An Odyssey of the
Mind and Spirit
Arlin C. Migliazzo
THE SMALL, CHURCH-RELATED COLLEGE, perched on a scenic bluff overlooking the Columbia River in north central Oregon, offered -.me a tenure-track contract even before I defended the dissertation. My graduate professors congratulated me and wished me well in my first full-time faculty position. I recall more than one of them remarking what a coup it was to have a contract in hand before graduation, a throwback, they reminisced, to the heady days of the 1960s. I was just thankful to know a college wanted me—especially in the depressed academic marketplace of the early 1980s.
That first year out of graduate school left little time for reflection. Four preparations per quarter, added to my personal responsibilities as husband and father, kept me scrambling merely to stay one day ahead of my students. I also discovered in late summer that the college faced more serious financial difficulties than I had surmised during my interview. Consequently, even as I met my first-quarter classes, I began the search process all over. Fortunately I crossed the finish line in each course before my students and secured a more promising position at another church-related college in the Pacific Northwest.
Initially, life in my new academic home was only a little less frenetic.

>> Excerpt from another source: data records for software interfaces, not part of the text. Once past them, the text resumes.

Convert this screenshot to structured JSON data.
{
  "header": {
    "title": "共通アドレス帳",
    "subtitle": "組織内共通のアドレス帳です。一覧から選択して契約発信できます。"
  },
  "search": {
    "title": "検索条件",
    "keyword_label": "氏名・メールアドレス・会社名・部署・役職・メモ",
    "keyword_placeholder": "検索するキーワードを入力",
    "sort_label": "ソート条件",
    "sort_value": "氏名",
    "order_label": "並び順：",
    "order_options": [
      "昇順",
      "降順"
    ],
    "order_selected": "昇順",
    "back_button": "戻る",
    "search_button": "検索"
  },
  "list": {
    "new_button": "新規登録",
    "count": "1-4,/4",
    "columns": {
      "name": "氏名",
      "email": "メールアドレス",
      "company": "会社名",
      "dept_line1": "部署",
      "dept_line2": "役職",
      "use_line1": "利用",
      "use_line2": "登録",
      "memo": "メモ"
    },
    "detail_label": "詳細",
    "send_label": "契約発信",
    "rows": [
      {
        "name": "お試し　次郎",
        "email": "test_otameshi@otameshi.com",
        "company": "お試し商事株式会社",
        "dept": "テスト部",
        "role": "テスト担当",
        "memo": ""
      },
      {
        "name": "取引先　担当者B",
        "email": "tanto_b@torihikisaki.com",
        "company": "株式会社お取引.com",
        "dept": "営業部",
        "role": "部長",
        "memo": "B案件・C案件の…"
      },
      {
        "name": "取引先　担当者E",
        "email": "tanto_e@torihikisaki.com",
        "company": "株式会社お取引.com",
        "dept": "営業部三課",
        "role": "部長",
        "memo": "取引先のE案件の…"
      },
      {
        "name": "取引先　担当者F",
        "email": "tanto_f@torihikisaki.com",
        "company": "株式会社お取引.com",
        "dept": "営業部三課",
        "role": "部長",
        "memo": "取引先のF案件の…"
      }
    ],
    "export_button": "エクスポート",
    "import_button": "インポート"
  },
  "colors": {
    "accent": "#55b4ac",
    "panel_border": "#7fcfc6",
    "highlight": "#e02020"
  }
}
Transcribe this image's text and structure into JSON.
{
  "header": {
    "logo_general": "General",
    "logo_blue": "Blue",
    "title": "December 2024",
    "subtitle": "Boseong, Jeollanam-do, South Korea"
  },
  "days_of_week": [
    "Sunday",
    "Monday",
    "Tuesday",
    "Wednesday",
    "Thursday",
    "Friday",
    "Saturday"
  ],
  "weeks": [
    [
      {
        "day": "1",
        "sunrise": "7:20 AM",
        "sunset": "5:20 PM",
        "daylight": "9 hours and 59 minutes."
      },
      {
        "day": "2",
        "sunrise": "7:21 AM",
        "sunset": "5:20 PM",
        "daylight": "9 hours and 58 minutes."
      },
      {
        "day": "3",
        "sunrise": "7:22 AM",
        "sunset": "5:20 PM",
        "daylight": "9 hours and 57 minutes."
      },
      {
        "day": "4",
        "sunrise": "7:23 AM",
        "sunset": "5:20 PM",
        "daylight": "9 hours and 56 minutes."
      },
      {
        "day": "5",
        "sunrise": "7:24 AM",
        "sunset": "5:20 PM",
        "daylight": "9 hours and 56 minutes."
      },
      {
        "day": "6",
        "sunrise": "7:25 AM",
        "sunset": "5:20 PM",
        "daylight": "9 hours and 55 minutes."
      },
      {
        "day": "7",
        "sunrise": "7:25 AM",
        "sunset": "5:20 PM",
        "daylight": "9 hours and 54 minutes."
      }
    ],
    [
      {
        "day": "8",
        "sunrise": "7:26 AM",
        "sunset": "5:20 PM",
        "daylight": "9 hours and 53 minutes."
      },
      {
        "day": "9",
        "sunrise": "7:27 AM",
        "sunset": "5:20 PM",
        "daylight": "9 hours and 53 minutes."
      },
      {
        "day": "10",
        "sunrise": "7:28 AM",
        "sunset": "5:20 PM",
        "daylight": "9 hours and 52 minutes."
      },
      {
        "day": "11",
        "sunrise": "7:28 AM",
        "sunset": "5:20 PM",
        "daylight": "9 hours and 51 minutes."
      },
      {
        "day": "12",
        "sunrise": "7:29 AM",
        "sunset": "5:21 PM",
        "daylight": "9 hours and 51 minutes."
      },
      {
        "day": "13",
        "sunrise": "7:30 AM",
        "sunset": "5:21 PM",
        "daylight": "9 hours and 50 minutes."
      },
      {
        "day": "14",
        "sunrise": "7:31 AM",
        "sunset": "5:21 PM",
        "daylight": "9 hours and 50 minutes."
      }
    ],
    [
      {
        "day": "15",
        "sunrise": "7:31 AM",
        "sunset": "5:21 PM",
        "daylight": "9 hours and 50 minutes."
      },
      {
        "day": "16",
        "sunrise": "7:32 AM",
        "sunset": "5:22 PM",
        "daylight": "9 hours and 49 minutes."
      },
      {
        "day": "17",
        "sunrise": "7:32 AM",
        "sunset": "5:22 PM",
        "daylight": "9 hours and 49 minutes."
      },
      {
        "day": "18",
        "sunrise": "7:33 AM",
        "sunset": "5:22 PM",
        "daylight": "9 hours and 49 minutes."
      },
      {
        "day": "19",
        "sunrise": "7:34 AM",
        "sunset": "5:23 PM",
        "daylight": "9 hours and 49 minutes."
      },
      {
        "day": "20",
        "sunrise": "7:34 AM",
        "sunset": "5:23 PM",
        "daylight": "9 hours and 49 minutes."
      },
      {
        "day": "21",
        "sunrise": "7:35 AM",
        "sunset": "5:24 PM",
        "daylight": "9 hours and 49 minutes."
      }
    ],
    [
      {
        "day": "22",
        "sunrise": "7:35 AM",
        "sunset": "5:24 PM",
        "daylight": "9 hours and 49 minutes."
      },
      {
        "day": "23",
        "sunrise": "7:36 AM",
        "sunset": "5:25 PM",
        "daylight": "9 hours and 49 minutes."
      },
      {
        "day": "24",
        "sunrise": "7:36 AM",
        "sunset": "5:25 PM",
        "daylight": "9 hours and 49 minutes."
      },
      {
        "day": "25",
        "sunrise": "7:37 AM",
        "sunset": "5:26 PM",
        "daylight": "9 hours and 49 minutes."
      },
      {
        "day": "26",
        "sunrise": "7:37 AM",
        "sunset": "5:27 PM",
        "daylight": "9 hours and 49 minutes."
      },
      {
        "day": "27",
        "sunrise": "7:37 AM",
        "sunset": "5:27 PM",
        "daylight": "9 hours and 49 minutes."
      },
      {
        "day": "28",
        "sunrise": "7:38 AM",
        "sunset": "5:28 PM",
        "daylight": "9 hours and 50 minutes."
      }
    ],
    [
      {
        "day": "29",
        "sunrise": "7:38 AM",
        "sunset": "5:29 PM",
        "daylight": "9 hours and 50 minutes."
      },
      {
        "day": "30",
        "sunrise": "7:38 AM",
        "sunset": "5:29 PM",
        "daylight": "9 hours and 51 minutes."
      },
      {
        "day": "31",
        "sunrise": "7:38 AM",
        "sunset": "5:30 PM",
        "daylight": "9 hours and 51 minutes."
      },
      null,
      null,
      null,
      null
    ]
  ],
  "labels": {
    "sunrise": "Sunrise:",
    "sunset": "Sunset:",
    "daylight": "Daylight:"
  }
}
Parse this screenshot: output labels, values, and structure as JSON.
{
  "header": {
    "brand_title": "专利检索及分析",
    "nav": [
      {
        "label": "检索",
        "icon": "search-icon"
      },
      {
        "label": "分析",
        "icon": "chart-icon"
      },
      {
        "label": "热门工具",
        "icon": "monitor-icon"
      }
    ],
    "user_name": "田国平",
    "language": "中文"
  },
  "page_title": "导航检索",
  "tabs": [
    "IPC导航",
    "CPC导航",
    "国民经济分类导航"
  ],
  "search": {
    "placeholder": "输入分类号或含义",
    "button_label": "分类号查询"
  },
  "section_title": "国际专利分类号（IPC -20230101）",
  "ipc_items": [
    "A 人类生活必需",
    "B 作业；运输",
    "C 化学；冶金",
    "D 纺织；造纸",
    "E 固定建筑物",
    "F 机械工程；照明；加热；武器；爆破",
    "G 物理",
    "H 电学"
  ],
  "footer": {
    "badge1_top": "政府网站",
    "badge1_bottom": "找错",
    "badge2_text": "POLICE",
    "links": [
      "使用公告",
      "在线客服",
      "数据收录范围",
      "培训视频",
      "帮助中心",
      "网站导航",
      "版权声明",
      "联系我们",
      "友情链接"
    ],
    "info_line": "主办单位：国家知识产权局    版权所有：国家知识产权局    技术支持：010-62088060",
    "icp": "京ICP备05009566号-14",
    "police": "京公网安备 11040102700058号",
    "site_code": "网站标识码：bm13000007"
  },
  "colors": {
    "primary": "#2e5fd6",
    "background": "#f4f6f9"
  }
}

But by my third September, questions that had troubled me since that first year of teaching cried out for some redress, and for the first time, I had time and courage enough to face them. Should my teaching be any different at a Christian college than at my own research university or other public institution? If so, how? If not, why not? What impact do my personal faith